Excerpts from a dataset
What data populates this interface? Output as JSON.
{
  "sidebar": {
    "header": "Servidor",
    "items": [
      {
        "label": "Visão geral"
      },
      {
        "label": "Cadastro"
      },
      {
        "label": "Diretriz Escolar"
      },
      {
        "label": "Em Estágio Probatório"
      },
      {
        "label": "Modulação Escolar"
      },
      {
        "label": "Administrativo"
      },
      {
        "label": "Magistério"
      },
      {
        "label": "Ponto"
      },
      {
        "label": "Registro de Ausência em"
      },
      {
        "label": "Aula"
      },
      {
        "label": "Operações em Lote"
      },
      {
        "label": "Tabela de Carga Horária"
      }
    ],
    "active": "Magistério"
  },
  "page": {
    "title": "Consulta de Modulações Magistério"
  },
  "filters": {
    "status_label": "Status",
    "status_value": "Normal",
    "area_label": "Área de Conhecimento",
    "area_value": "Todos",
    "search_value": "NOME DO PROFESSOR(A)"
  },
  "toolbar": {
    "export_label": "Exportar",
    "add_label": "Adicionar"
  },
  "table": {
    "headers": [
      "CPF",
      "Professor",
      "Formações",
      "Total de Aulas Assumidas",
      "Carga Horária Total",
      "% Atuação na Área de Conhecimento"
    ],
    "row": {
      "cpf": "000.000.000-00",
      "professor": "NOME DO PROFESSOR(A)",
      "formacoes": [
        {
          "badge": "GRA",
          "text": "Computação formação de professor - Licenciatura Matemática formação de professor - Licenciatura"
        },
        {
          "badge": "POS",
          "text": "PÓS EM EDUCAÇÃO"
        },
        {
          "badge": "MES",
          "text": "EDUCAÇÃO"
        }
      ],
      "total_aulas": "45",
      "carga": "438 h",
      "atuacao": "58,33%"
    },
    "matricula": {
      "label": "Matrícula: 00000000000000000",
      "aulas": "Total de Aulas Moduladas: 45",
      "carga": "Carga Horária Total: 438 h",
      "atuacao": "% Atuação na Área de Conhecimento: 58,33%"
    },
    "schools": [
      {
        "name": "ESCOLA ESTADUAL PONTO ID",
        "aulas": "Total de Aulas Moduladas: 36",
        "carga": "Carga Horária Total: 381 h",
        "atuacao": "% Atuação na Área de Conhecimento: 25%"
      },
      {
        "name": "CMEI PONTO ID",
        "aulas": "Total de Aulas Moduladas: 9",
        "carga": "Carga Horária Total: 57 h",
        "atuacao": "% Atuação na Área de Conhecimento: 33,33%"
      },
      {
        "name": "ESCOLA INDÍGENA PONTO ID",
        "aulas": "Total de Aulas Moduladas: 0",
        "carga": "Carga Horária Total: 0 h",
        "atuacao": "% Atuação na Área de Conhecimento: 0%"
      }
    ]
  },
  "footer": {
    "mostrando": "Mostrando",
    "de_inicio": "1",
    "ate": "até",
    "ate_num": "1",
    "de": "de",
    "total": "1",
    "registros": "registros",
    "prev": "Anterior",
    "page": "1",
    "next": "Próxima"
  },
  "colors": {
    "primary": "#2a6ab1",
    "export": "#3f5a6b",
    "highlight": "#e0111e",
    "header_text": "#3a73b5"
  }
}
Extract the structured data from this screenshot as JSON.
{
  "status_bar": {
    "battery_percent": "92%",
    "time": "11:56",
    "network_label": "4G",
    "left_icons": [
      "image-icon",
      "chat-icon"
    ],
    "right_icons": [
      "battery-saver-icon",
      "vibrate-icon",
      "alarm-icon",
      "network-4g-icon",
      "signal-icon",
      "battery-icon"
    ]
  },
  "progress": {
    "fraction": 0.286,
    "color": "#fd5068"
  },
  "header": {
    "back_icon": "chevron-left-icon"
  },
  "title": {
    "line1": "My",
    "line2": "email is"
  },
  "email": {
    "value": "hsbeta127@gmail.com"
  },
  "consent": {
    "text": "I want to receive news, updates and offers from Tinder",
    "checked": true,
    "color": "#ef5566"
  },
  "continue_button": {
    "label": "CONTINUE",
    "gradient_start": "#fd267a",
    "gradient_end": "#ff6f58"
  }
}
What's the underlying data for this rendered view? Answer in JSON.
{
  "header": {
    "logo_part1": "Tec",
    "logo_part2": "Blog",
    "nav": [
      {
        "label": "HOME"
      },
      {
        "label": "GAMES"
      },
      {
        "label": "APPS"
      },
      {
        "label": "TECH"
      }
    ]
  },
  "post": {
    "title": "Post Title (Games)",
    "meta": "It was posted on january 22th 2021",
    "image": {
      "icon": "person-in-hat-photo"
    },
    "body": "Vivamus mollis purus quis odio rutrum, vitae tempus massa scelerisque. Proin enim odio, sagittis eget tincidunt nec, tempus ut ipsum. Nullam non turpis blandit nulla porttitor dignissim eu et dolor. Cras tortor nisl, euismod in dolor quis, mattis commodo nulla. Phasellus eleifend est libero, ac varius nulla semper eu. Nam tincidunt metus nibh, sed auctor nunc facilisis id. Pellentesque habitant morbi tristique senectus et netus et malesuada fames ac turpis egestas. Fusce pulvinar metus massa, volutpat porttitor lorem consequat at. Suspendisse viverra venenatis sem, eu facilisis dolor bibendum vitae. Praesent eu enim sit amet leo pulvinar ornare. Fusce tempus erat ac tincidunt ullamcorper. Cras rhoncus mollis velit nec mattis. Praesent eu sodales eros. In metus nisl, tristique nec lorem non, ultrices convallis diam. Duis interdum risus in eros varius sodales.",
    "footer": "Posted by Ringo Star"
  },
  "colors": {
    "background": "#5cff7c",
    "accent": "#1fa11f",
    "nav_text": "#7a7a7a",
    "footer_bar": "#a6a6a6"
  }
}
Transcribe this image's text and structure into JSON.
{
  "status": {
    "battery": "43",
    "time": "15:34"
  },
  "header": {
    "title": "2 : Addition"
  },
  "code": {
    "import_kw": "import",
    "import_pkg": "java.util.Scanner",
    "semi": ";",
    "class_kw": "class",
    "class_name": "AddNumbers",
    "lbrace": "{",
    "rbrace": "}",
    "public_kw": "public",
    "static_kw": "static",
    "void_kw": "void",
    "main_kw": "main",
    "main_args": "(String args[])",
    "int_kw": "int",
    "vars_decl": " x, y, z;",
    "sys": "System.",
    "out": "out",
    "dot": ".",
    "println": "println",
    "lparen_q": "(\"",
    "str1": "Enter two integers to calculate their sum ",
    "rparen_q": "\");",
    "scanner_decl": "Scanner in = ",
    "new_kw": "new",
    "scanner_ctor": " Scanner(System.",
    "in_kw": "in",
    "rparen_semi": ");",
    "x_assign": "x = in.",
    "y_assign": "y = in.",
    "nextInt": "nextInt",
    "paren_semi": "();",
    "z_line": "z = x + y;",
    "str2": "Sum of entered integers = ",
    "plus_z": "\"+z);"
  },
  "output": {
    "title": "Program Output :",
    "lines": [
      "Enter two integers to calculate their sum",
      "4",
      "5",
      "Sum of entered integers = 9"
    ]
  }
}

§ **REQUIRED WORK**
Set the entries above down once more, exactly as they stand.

§ **RESPONSE TO THIS TASK**
What data populates this interface? Output as JSON.
{
  "sidebar": {
    "header": "Servidor",
    "items": [
      {
        "label": "Visão geral"
      },
      {
        "label": "Cadastro"
      },
      {
        "label": "Diretriz Escolar"
      },
      {
        "label": "Em Estágio Probatório"
      },
      {
        "label": "Modulação Escolar"
      },
      {
        "label": "Administrativo"
      },
      {
        "label": "Magistério"
      },
      {
        "label": "Ponto"
      },
      {
        "label": "Registro de Ausência em"
      },
      {
        "label": "Aula"
      },
      {
        "label": "Operações em Lote"
      },
      {
        "label": "Tabela de Carga Horária"
      }
    ],
    "active": "Magistério"
  },
  "page": {
    "title": "Consulta de Modulações Magistério"
  },
  "filters": {
    "status_label": "Status",
    "status_value": "Normal",
    "area_label": "Área de Conhecimento",
    "area_value": "Todos",
    "search_value": "NOME DO PROFESSOR(A)"
  },
  "toolbar": {
    "export_label": "Exportar",
    "add_label": "Adicionar"
  },
  "table": {
    "headers": [
      "CPF",
      "Professor",
      "Formações",
      "Total de Aulas Assumidas",
      "Carga Horária Total",
      "% Atuação na Área de Conhecimento"
    ],
    "row": {
      "cpf": "000.000.000-00",
      "professor": "NOME DO PROFESSOR(A)",
      "formacoes": [
        {
          "badge": "GRA",
          "text": "Computação formação de professor - Licenciatura Matemática formação de professor - Licenciatura"
        },
        {
          "badge": "POS",
          "text": "PÓS EM EDUCAÇÃO"
        },
        {
          "badge": "MES",
          "text": "EDUCAÇÃO"
        }
      ],
      "total_aulas": "45",
      "carga": "438 h",
      "atuacao": "58,33%"
    },
    "matricula": {
      "label": "Matrícula: 00000000000000000",
      "aulas": "Total de Aulas Moduladas: 45",
      "carga": "Carga Horária Total: 438 h",
      "atuacao": "% Atuação na Área de Conhecimento: 58,33%"
    },
    "schools": [
      {
        "name": "ESCOLA ESTADUAL PONTO ID",
        "aulas": "Total de Aulas Moduladas: 36",
        "carga": "Carga Horária Total: 381 h",
        "atuacao": "% Atuação na Área de Conhecimento: 25%"
      },
      {
        "name": "CMEI PONTO ID",
        "aulas": "Total de Aulas Moduladas: 9",
        "carga": "Carga Horária Total: 57 h",
        "atuacao": "% Atuação na Área de Conhecimento: 33,33%"
      },
      {
        "name": "ESCOLA INDÍGENA PONTO ID",
        "aulas": "Total de Aulas Moduladas: 0",
        "carga": "Carga Horária Total: 0 h",
        "atuacao": "% Atuação na Área de Conhecimento: 0%"
      }
    ]
  },
  "footer": {
    "mostrando": "Mostrando",
    "de_inicio": "1",
    "ate": "até",
    "ate_num": "1",
    "de": "de",
    "total": "1",
    "registros": "registros",
    "prev": "Anterior",
    "page": "1",
    "next": "Próxima"
  },
  "colors": {
    "primary": "#2a6ab1",
    "export": "#3f5a6b",
    "highlight": "#e0111e",
    "header_text": "#3a73b5"
  }
}
Extract the structured data from this screenshot as JSON.
{
  "status_bar": {
    "battery_percent": "92%",
    "time": "11:56",
    "network_label": "4G",
    "left_icons": [
      "image-icon",
      "chat-icon"
    ],
    "right_icons": [
      "battery-saver-icon",
      "vibrate-icon",
      "alarm-icon",
      "network-4g-icon",
      "signal-icon",
      "battery-icon"
    ]
  },
  "progress": {
    "fraction": 0.286,
    "color": "#fd5068"
  },
  "header": {
    "back_icon": "chevron-left-icon"
  },
  "title": {
    "line1": "My",
    "line2": "email is"
  },
  "email": {
    "value": "hsbeta127@gmail.com"
  },
  "consent": {
    "text": "I want to receive news, updates and offers from Tinder",
    "checked": true,
    "color": "#ef5566"
  },
  "continue_button": {
    "label": "CONTINUE",
    "gradient_start": "#fd267a",
    "gradient_end": "#ff6f58"
  }
}
What's the underlying data for this rendered view? Answer in JSON.
{
  "header": {
    "logo_part1": "Tec",
    "logo_part2": "Blog",
    "nav": [
      {
        "label": "HOME"
      },
      {
        "label": "GAMES"
      },
      {
        "label": "APPS"
      },
      {
        "label": "TECH"
      }
    ]
  },
  "post": {
    "title": "Post Title (Games)",
    "meta": "It was posted on january 22th 2021",
    "image": {
      "icon": "person-in-hat-photo"
    },
    "body": "Vivamus mollis purus quis odio rutrum, vitae tempus massa scelerisque. Proin enim odio, sagittis eget tincidunt nec, tempus ut ipsum. Nullam non turpis blandit nulla porttitor dignissim eu et dolor. Cras tortor nisl, euismod in dolor quis, mattis commodo nulla. Phasellus eleifend est libero, ac varius nulla semper eu. Nam tincidunt metus nibh, sed auctor nunc facilisis id. Pellentesque habitant morbi tristique senectus et netus et malesuada fames ac turpis egestas. Fusce pulvinar metus massa, volutpat porttitor lorem consequat at. Suspendisse viverra venenatis sem, eu facilisis dolor bibendum vitae. Praesent eu enim sit amet leo pulvinar ornare. Fusce tempus erat ac tincidunt ullamcorper. Cras rhoncus mollis velit nec mattis. Praesent eu sodales eros. In metus nisl, tristique nec lorem non, ultrices convallis diam. Duis interdum risus in eros varius sodales.",
    "footer": "Posted by Ringo Star"
  },
  "colors": {
    "background": "#5cff7c",
    "accent": "#1fa11f",
    "nav_text": "#7a7a7a",
    "footer_bar": "#a6a6a6"
  }
}
Transcribe this image's text and structure into JSON.
{
  "status": {
    "battery": "43",
    "time": "15:34"
  },
  "header": {
    "title": "2 : Addition"
  },
  "code": {
    "import_kw": "import",
    "import_pkg": "java.util.Scanner",
    "semi": ";",
    "class_kw": "class",
    "class_name": "AddNumbers",
    "lbrace": "{",
    "rbrace": "}",
    "public_kw": "public",
    "static_kw": "static",
    "void_kw": "void",
    "main_kw": "main",
    "main_args": "(String args[])",
    "int_kw": "int",
    "vars_decl": " x, y, z;",
    "sys": "System.",
    "out": "out",
    "dot": ".",
    "println": "println",
    "lparen_q": "(\"",
    "str1": "Enter two integers to calculate their sum ",
    "rparen_q": "\");",
    "scanner_decl": "Scanner in = ",
    "new_kw": "new",
    "scanner_ctor": " Scanner(System.",
    "in_kw": "in",
    "rparen_semi": ");",
    "x_assign": "x = in.",
    "y_assign": "y = in.",
    "nextInt": "nextInt",
    "paren_semi": "();",
    "z_line": "z = x + y;",
    "str2": "Sum of entered integers = ",
    "plus_z": "\"+z);"
  },
  "output": {
    "title": "Program Output :",
    "lines": [
      "Enter two integers to calculate their sum",
      "4",
      "5",
      "Sum of entered integers = 9"
    ]
  }
}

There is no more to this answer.